Courier Life’s

Red Lobster cooking for pier

Share on TwitterTweet
Share on Facebook

Get our stories in your inbox, free.

Like Brooklyn Daily on Facebook.

The anglers at Canarsie Pier may have a high-powered companion trawling for a catch way bigger than the ordinary fluke or bluefish.

According to rumors now beginning to circulate through the ‘hood, Rep. Edolphus Towns, whose district includes areas adjacent to Canarsie Pier, has cast his net to bring a Red Lobster eatery into the empty restaurant once occupied by Abbracciamento.

The rumors, which originated from someone with ties to Towns, have nonetheless been denied by his office. “The congressman,” this paper was told, “said he is not involved with that.”

Similarly, Wendy Spirduso, a spokesperson for the restaurant chain, when asked if Canarsie Pier were being looked at, would only reply, “Right now, we don’t have any immediate plans to build another restaurant in Brooklyn.”

In addition, Brian Feeney, a spokesperson for the Gateway National Recreation Area, of which the pier is a part, said that, at this time, the National Park Service (NPS) was not having, “A discussion right now about a concessionaire coming into the building. What we are trying to focus on,” Feeney went on, “is a new General Management Plan.”

Such plans, Feeney said, are produced every couple of decades for each NPS property. “We look at all the options in the park and all the visitor uses and needs. One of the things we are going to be looking at is the usage of the pier and what would be the most appropriate thing to do there,” he went on.

To that end, Feeney said, “We will be seeking a lot of input from the community. It’s a good time to take a look at the pier.” However, he stressed, “Until we determine the full usage of the pier and what services are needed, we are not going to be having another restaurant there.”

At the time NPS decides what it thinks is appropriate at the pier, Feeney added, it would launch a Request for Proposals (RFP) that anyone across the country could respond to.

“We have to open it up to anyone who might want to try to do it,” Feeney emphasized. “We couldn’t say, okay, Red Lobster, you’re in there. First, though, we have to determine if it’s a viable business opportunity. That’s a long process, but it protects everybody.”

Nonetheless, local residents are already sizing up whether or not the national chain would be a good fit with Canarsie Pier.

“I wouldn’t mind having a big name entity there,” remarked Neal Duncan, the president of the United Canarsie South Civic Association (UCSCA). “I don’t want to see another fast food restaurant. We have enough of those. I’d like to see something more uppity. I wouldn’t be opposed to Red Lobster per se.”

What Duncan would oppose, he said, was an effort to bypass residents. “Anything that comes in, we want to be a part of,” stressed Duncan. “We don’t want someone from outside to come in and develop it, then run away. We want someone from Canarsie to come in that we know cares about the community and will be there for the long run.”

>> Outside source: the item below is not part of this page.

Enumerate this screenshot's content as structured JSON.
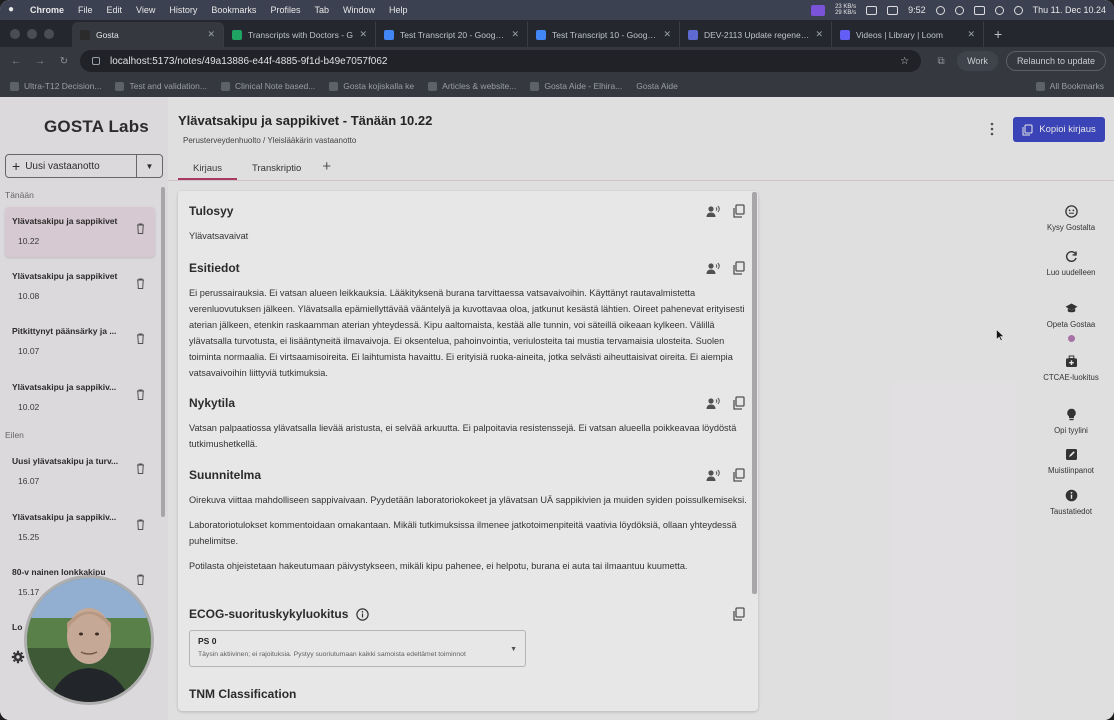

Lenny Fogel, the vice president of UCSCA, took a different view from Duncan. He said that, in his opinion, having a sit-down restaurant like Red Lobster would be “a terrible idea.”

The location, Fogel contended, is, “Not suitable for a sit-down meal. It’s only suitable, in my humble view, for quick food,” he told this paper. “I’ve always said that the best all-around situation would be to have different businesses in the same building, a Dunkin’ Donuts, a Baskin-Robbins, maybe a Burger King or KFC. Parking there is already bad at the height of the season. If you have Red Lobster there, people coming in to eat are not going to find parking.”

But, one Brooklyn resident said that – even if Towns is casting his line in their direction — he didn’t think Red Lobster, which has a restaurant at the Gateway Center, was likely to bite. “Why would they want to compete against themselves?” the resident asked.

That in itself shouldn’t be a problem, Duncan opined. “It’s not like they have one restaurant and that’s it,” he noted. “They have a territory and they are able to put in as many restaurants as demand requires. It’s nothing to do with competing against themselves.”

Today’s news:
Share on TwitterTweet
Share on Facebook

Get our stories in your inbox, free.

Like Brooklyn Daily on Facebook.

Reader Feedback

Enter your comment below

By submitting this comment, you agree to the following terms:

You agree that you, and not or its affiliates, are fully responsible for the content that you post. You agree not to post any abusive, obscene, vulgar, slanderous, hateful, threatening or sexually-oriented material or any material that may violate applicable law; doing so may lead to the removal of your post and to your being permanently banned from posting to the site. You grant to the royalty-free, irrevocable, perpetual and fully sublicensable license to use, reproduce, modify, adapt, publish, translate, create derivative works from, distribute, perform and display such content in whole or in part world-wide and to incorporate it in other works in any form, media or technology now known or later developed.

Community News Group